Hurricane Dean: 24 Hours Out and Looking Good for Playa
Posted by Tony & Cheri on August 20, 2007
We woke up this morning to more good news, for us at least. Hurricane Dean continues to look like it will move southward, making landfall somewhere–according the local press–between the town of Felipe Carrillo Puerto and Majuahal, both of which are substantially south of Playa del Carmen. Of course, it’s not all good news. The hurricane is going to hit someplace, and somebody is going to have to suffer through it. And, we’re not out of the woods yet. While it looks better and better that we aren’t going to be hit by the eye of the hurricane, we’re going to get something. This is a big ass storm (that’s a technical weather term). It spreads out for hundreds of miles.
Part of the danger that exists from the storm hitting the southern Yucatan is the fact that between Playa del Carmen and the border with Belize a couple of hundred miles away, there are few major cities. There is, instead, a number of isolated villages and pueblos, and sometimes just houses by themselves, scattered through the Sian Kaan Biosphere, which is an internationally protected section of the tropical rainforest. Many of these villages are not accessible except by foot. If they are lucky, they will have a single radio for the entire area. We heard on CNN International this morning, which was broadcasting from Playa del Carmen, that federal troops were evacuating people from the isolated villages within the Biosphere. Once again, we are incredibly impressed with the response of the Mexican government to this situation.
Living outside the United States offers an amazing array of opinion and news information that is just not readily available back home. Here we watch CNN International and the BBC and listen to internet radio and read internet newspapers. It really makes you realize how much larger the world is than just the borders of the US.
While the chances that we will experience hurricane force winds diminish hourly, we’re still going to be hit by the fingers of the storm which carry tropical storm force winds of between 40 and 80 mph. This, combined with even higher gusting winds and rain, are going to give us about 24 hours of very nasty weather. So, if you were one of the smart ones who flew out early to avoid the hurricane, you still did the right thing.
This morning in Playa it’s beautiful. It’s very warm with a temperature of around 85 degrees. But it’s also very muggy as Dean, somewhere out in the Caribbean, is kicking a lot of moisture up into the air. It’s also very calm right now with a strange soft sort of light. This is what people are talking about when they refer to ‘the calm before the storm.’ But there still will be a storm.
According to the National Hurricane Center’s data this morning, Playa del Carmen currently has about a 70 percent chance of experiencing tropical storm force winds, being winds of 39 mph or more and sustained for a minute or more (not just gusts). It looks like that percentage will go up as Hurricane Dean moves cloer to shore. We also currently have about a 20 percent chance of experiencing hurricane force winds, being winds of 74 mph or more and sustained for a minute or more. This may also go higher as Dean moves closer, depending on whether he wobbles north or south in making landfall. Click on this picture to go to the National Hurricane Center site with the most up to date figures. Of course, Dean being a Category 4/potential Category 5 hurricane, wind force is much higher than 74 mph. Near the eye of the storm it is something like 200 mph.

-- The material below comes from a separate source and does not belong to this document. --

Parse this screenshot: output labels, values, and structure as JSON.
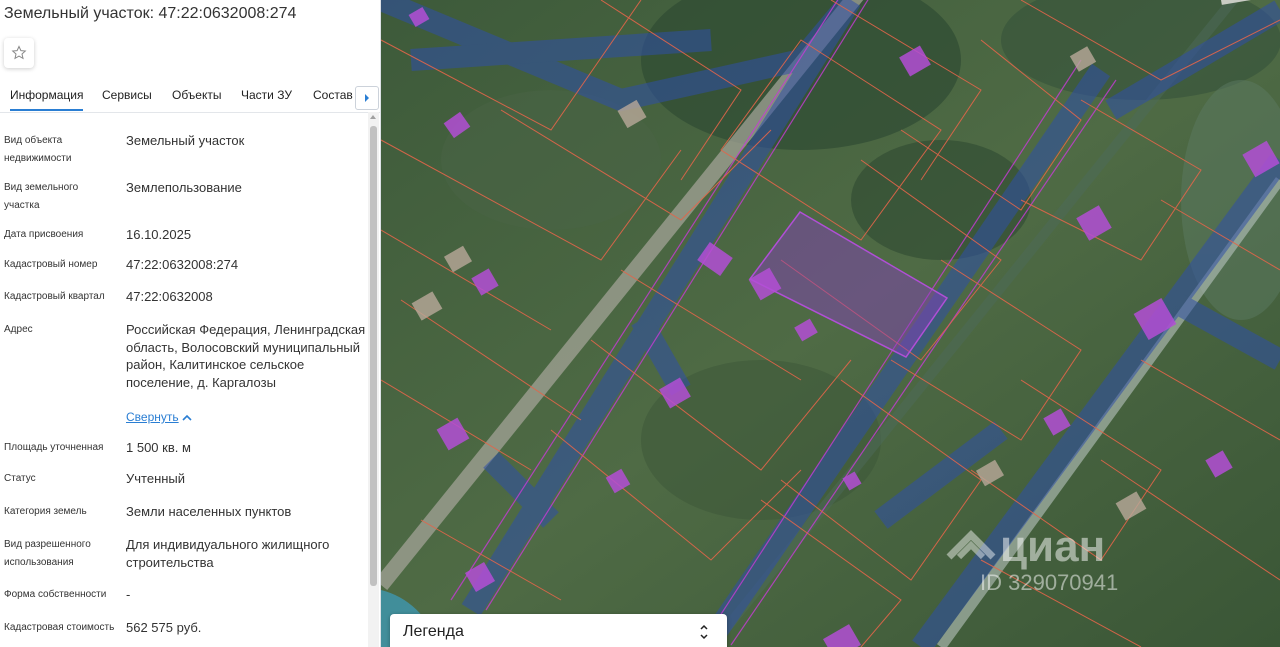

We’re off now to do a final walk through before closing the Luna Blue. The last two guests will be gone this morning. We’ll have only two people seeking shelter from the storm. Mario, our regular night watchman, lives in a trailer, which he’s quite proud of here, in Playa del Carmen. However, it would not be particularly safe in a major storm. So he, his dog, and his cat are moving into one of the rooms. Our good friend Dave from Paamul will also be taking over one of the rooms. Like Mario, he lives in a trailer and will ride out the storm at the Luna Blue with his little dog. Dave is going to be staying in the same room in which he rode out Hurricane Wilma two years ago!
After the walk through, we’re going to try and find a mechanic to get the Big Bastard started and try to transfer our generator home. We may be hauling it by hand truck for a couple of blocks. By then we should just be starting to get the first wind and rain and will be heading home to hunker down with the pets.
We have no idea given the uncertainty of how severe the storm will be here whether we will lose power or not. Our best guess is that we will be incomunicado during the storm. It might be for a couple of hours; it might be for a couple of days. To our friends and family: don’t worry, we’ll be fine. We’ll try and fire up the generator and get enough power to post on our blog, assuming our cable and/or phone lines stay intact. We’re not hopeful. After all, this IS Mexico. Regardless, we’ll get word out at the first opportunity about how we are and how Playa is.
Keep a good thought, and if you’re so inclined, say a prayer for the people who are still in the storm’s path.
Once again, thanks to everybody for the kind words, emails, telephone calls, etc.
Hasta luego, amigos.
Tony & Cheri